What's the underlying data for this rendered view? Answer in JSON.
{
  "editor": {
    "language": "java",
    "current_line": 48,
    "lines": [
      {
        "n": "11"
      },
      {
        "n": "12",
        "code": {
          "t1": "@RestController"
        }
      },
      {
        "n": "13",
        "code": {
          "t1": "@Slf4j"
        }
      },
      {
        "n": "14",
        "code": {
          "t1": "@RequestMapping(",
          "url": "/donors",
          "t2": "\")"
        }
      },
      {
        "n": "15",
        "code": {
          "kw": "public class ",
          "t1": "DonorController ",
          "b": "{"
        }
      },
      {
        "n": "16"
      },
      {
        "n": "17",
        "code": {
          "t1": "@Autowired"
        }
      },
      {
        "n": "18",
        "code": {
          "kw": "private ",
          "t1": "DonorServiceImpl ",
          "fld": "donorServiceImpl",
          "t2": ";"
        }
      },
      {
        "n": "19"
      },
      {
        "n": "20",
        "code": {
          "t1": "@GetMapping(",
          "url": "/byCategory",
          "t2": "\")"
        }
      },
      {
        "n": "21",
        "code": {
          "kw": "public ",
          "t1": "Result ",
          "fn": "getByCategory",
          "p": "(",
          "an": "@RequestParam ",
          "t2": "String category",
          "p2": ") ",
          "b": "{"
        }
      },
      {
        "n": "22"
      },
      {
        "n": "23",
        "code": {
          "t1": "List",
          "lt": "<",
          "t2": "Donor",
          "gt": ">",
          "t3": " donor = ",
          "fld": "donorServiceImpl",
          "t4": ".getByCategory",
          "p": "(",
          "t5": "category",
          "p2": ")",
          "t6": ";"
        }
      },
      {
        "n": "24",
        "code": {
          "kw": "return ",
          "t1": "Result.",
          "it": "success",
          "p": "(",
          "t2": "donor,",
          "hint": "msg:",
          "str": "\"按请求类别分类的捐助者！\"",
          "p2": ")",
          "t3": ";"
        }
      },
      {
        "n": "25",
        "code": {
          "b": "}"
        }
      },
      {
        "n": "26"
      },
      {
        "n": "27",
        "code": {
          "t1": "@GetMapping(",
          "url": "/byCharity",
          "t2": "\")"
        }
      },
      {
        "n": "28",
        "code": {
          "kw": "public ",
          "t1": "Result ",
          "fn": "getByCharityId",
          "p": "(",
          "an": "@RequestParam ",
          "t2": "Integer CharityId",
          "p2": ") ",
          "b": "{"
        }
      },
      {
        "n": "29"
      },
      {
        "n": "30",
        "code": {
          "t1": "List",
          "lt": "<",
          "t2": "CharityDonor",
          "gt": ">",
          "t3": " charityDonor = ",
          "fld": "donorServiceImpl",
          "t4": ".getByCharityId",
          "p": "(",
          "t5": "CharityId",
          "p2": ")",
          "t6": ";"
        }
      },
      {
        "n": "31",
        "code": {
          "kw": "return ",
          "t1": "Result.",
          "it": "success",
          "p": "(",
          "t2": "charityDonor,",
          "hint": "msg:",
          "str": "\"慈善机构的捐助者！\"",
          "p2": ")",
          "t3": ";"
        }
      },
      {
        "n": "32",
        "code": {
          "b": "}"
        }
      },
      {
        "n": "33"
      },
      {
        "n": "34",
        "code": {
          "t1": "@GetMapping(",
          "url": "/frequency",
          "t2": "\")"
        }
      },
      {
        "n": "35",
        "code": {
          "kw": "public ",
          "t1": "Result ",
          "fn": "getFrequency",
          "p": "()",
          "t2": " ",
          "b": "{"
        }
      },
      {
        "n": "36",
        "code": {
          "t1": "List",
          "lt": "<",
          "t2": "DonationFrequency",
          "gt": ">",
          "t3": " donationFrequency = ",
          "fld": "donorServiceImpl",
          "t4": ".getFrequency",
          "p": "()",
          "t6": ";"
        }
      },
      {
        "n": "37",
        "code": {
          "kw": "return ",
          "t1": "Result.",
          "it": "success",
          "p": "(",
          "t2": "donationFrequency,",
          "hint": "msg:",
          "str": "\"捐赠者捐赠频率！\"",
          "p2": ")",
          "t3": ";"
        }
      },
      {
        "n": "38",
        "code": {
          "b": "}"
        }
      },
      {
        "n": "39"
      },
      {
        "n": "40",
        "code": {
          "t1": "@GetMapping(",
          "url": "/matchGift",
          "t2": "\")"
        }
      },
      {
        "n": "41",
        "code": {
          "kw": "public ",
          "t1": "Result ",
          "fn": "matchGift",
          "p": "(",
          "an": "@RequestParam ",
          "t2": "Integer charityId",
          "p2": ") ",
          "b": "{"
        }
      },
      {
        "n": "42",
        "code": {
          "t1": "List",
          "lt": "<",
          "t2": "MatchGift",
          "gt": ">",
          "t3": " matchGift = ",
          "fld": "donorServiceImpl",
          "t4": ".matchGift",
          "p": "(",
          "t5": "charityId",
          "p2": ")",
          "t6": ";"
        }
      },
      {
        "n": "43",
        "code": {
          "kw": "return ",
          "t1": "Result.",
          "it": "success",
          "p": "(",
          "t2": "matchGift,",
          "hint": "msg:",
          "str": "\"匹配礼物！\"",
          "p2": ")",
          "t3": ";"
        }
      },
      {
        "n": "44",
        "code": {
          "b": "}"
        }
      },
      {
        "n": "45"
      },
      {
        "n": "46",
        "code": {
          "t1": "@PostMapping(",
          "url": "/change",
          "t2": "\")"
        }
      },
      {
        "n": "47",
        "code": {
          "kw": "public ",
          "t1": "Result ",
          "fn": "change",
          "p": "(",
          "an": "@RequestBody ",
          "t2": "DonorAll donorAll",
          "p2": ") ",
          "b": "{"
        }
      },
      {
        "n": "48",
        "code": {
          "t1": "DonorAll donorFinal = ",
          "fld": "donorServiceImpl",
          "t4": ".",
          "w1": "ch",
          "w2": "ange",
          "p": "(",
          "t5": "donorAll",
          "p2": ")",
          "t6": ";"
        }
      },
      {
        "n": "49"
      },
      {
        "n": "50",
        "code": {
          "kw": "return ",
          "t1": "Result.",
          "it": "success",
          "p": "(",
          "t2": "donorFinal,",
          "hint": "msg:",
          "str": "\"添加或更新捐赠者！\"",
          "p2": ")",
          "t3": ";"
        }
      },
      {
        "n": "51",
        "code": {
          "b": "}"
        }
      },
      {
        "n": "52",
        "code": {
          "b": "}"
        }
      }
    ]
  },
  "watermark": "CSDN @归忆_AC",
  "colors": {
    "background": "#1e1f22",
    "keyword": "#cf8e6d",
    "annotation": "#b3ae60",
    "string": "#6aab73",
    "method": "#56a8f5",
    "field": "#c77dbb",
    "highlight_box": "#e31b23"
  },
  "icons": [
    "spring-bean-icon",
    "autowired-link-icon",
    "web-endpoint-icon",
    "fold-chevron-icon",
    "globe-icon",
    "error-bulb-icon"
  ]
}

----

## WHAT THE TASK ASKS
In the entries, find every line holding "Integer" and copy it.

## ANSWER FOR THE TASK
          "t2": "Integer CharityId",
          "t2": "Integer charityId",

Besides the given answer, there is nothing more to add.